Kan said that he will strive to fulfill the Japan-US pact on the relocation of the US Marine Futenma base within Okinawa Prefecture.
"I want to make strenuous efforts" on the relocation of the base, Kan was quoted as saying.
Obama, for his part, said that he wants to cement the bilateral partnership for peace and stability worldwide.
After being elected as Japan's 94th prime minister Friday, Kan told reporters he will stick to the Japan-US agreement reached under Yukio Hatoyama on May 28 over the relocation of the US Marine Corps' Futenma Air Station in Okinawa.

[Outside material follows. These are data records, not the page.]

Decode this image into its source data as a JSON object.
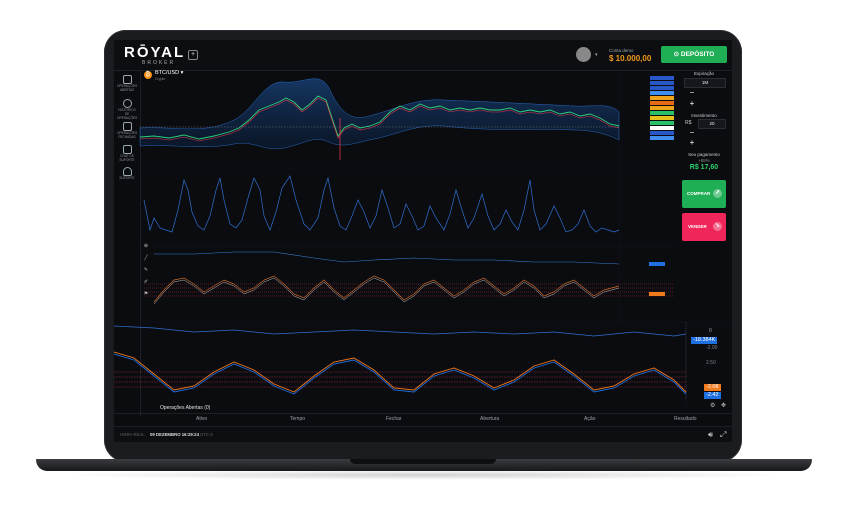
{
  "app": {
    "logo": "RŌYAL",
    "logo_sub": "BROKER",
    "add_tab": "+"
  },
  "header": {
    "account_label": "Conta demo",
    "account_balance": "$ 10.000,00",
    "deposit_label": "DEPÓSITO",
    "caret": "▾"
  },
  "asset": {
    "symbol_icon": "₿",
    "pair": "BTC/USD ▾",
    "sub": "Crypto"
  },
  "sidebar": {
    "items": [
      {
        "label": "OPERAÇÕES ABERTAS",
        "icon": "chart-monitor-icon"
      },
      {
        "label": "HISTÓRICO DE OPERAÇÕES",
        "icon": "clock-icon"
      },
      {
        "label": "OPERAÇÕES FECHADAS",
        "icon": "trophy-icon"
      },
      {
        "label": "CHAT DE SUPORTE",
        "icon": "chat-icon"
      },
      {
        "label": "SUPORTE",
        "icon": "headset-icon"
      }
    ]
  },
  "right_panel": {
    "expiry_label": "Expiração",
    "expiry_value": "1M",
    "minus": "−",
    "plus": "+",
    "investment_label": "Investimento",
    "currency": "R$",
    "investment_value": "20",
    "payout_label": "Seu pagamento",
    "payout_pct": "+88%",
    "payout_value": "R$ 17,60",
    "buy_label": "COMPRAR",
    "sell_label": "VENDER",
    "buy_arrow": "➚",
    "sell_arrow": "➘"
  },
  "indicators": {
    "macd_value": "-18.384K",
    "macd_zero": "0",
    "macd_level": "-2.00",
    "stoch_level": "2.50",
    "stoch_tag_orange": "-2.08",
    "stoch_tag_blue": "-2.42"
  },
  "bottom": {
    "open_ops": "Operações Abertas (0)",
    "columns": [
      "Ativo",
      "Tempo",
      "Fechar",
      "Abertura",
      "Ação",
      "Resultado"
    ],
    "server_time_label": "HORA REAL",
    "server_time": "09 DEZEMBRO 16:29:24",
    "timezone": "UTC-3"
  },
  "colors": {
    "buy": "#1fae55",
    "sell": "#f0255a",
    "balance": "#f29a1a",
    "indicator_blue": "#1e6fe0",
    "indicator_orange": "#f07a1c"
  }
}
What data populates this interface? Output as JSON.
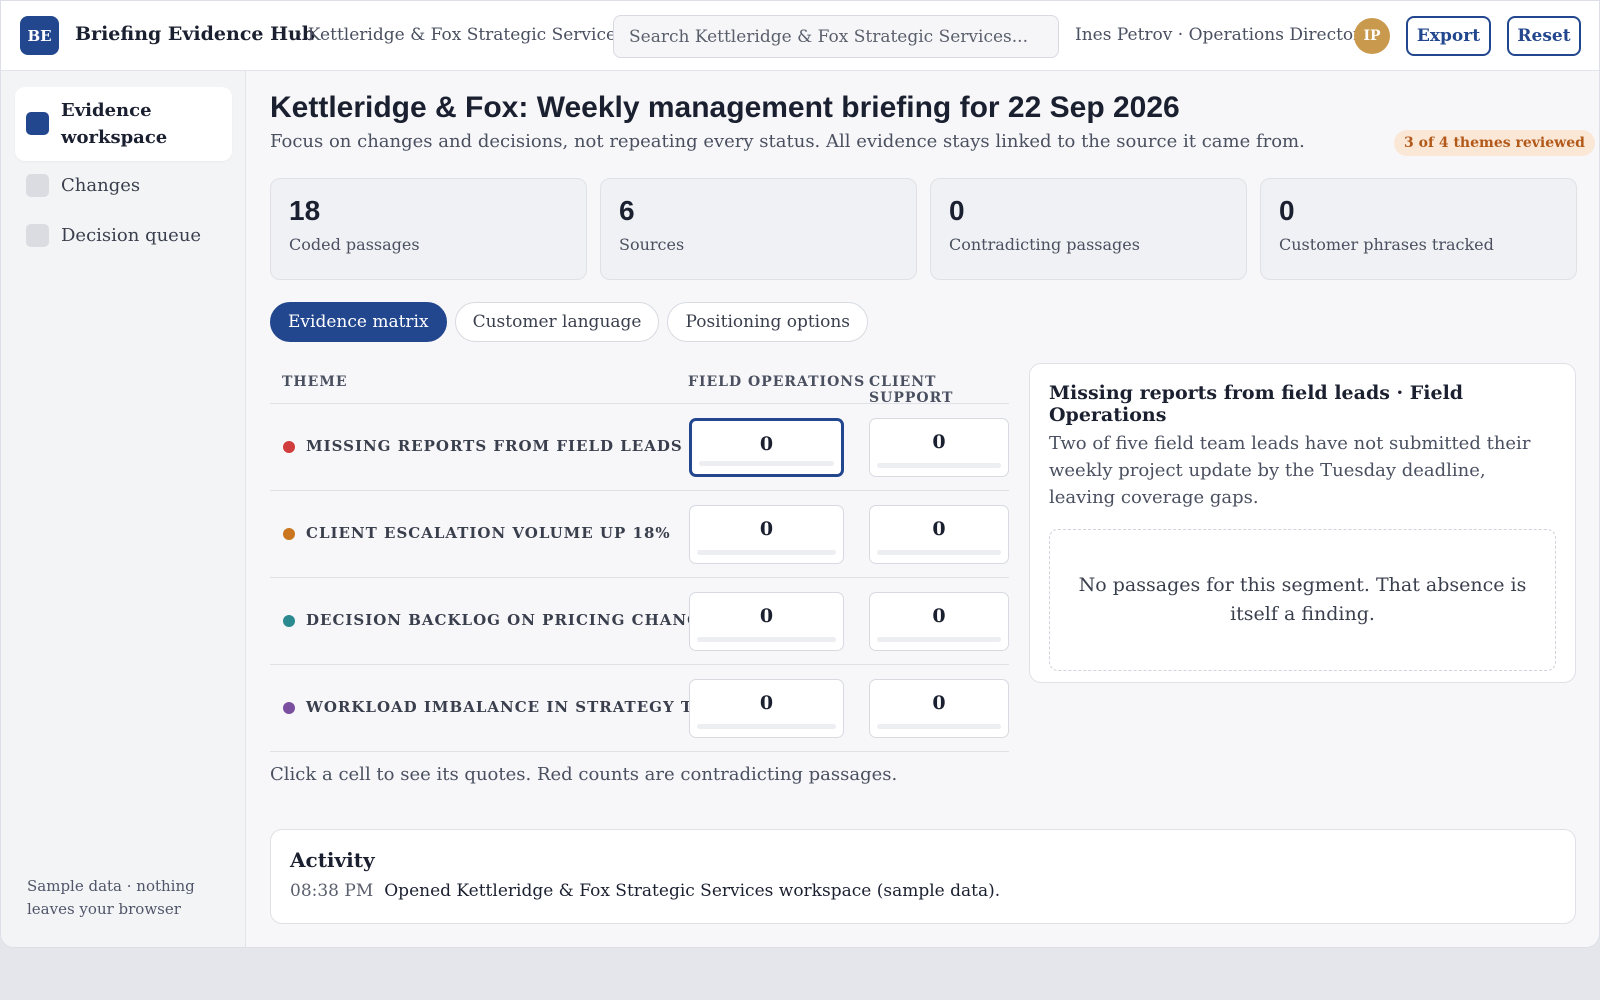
{
  "header": {
    "logo": "BE",
    "app_title": "Briefing Evidence Hub",
    "org": "· Kettleridge & Fox Strategic Services",
    "search_placeholder": "Search Kettleridge & Fox Strategic Services...",
    "user": "Ines Petrov · Operations Director",
    "avatar": "IP",
    "export_label": "Export",
    "reset_label": "Reset"
  },
  "sidebar": {
    "items": [
      {
        "label": "Evidence workspace",
        "active": true
      },
      {
        "label": "Changes",
        "active": false
      },
      {
        "label": "Decision queue",
        "active": false
      }
    ],
    "footer": "Sample data · nothing leaves your browser"
  },
  "main": {
    "title": "Kettleridge & Fox: Weekly management briefing for 22 Sep 2026",
    "subtitle": "Focus on changes and decisions, not repeating every status. All evidence stays linked to the source it came from.",
    "review_badge": "3 of 4 themes reviewed",
    "stats": [
      {
        "value": "18",
        "label": "Coded passages"
      },
      {
        "value": "6",
        "label": "Sources"
      },
      {
        "value": "0",
        "label": "Contradicting passages"
      },
      {
        "value": "0",
        "label": "Customer phrases tracked"
      }
    ],
    "tabs": [
      {
        "label": "Evidence matrix",
        "active": true
      },
      {
        "label": "Customer language",
        "active": false
      },
      {
        "label": "Positioning options",
        "active": false
      }
    ],
    "matrix": {
      "headers": {
        "theme": "THEME",
        "col1": "FIELD OPERATIONS",
        "col2": "CLIENT SUPPORT"
      },
      "rows": [
        {
          "theme": "MISSING REPORTS FROM FIELD LEADS",
          "color": "#d13c3c",
          "field_ops": "0",
          "client_support": "0"
        },
        {
          "theme": "CLIENT ESCALATION VOLUME UP 18%",
          "color": "#c9761e",
          "field_ops": "0",
          "client_support": "0"
        },
        {
          "theme": "DECISION BACKLOG ON PRICING CHANGES",
          "color": "#2a8a8f",
          "field_ops": "0",
          "client_support": "0"
        },
        {
          "theme": "WORKLOAD IMBALANCE IN STRATEGY TEAM",
          "color": "#7a4fa0",
          "field_ops": "0",
          "client_support": "0"
        }
      ],
      "note": "Click a cell to see its quotes. Red counts are contradicting passages."
    },
    "detail": {
      "title": "Missing reports from field leads · Field Operations",
      "body": "Two of five field team leads have not submitted their weekly project update by the Tuesday deadline, leaving coverage gaps.",
      "empty": "No passages for this segment. That absence is itself a finding."
    },
    "activity": {
      "title": "Activity",
      "time": "08:38 PM",
      "text": "Opened Kettleridge & Fox Strategic Services workspace (sample data)."
    }
  }
}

Obama called Kan on Saturday to congratulate him on his election and pledge to work together on issues including the Democratic People's Republic of Korea and Iran, the White House said.
"They emphasized the importance they each place on the US-Japan Alliance," it said.
Support rate for Kan stands at 60%
Public opinion polls showed Sunday that around 60 percent of voters have high hopes for Japan's Prime Minister-elect Naoto Kan.
According to a survey conducted by The Asahi Shimbun, 59 percent of respondents said they have high hopes for Kan, compared with 33 percent for those who do not.
Separately, The Mainichi Shimbun poll produced similar results, with 63 percent saying they have positive expectations for Kan, compared with 37 percent for those who do not do so.
With regards to which party they will vote for, the Asahi survey showed that 33 percent respondents will vote for Kan's ruling Democratic Party of Japan (DPJ) in the upper house election scheduled for July, up by 5 percentage points from the previous poll conducted shortly after Hatoyama's announcement of resignation.
While The Mainichi survey said that 34 percent will vote for the DPJ in the upper house election, up by 12 percentage points from the previous poll survey conducted in late May before Hatoyama's resignation announcement.
In the latest poll conducted by Kyodo News on Friday and Saturday, support rate for the DPJ rose to 36.1 percent, up by 15. 6 percentage points from the previous survey in late May.
Kan was elected as Japan's new prime minister in the two-chamber Diet two days after Hatoyama's resignation. He is expected to formally assume the premiership Tuesday, when his cabinet will also be launched.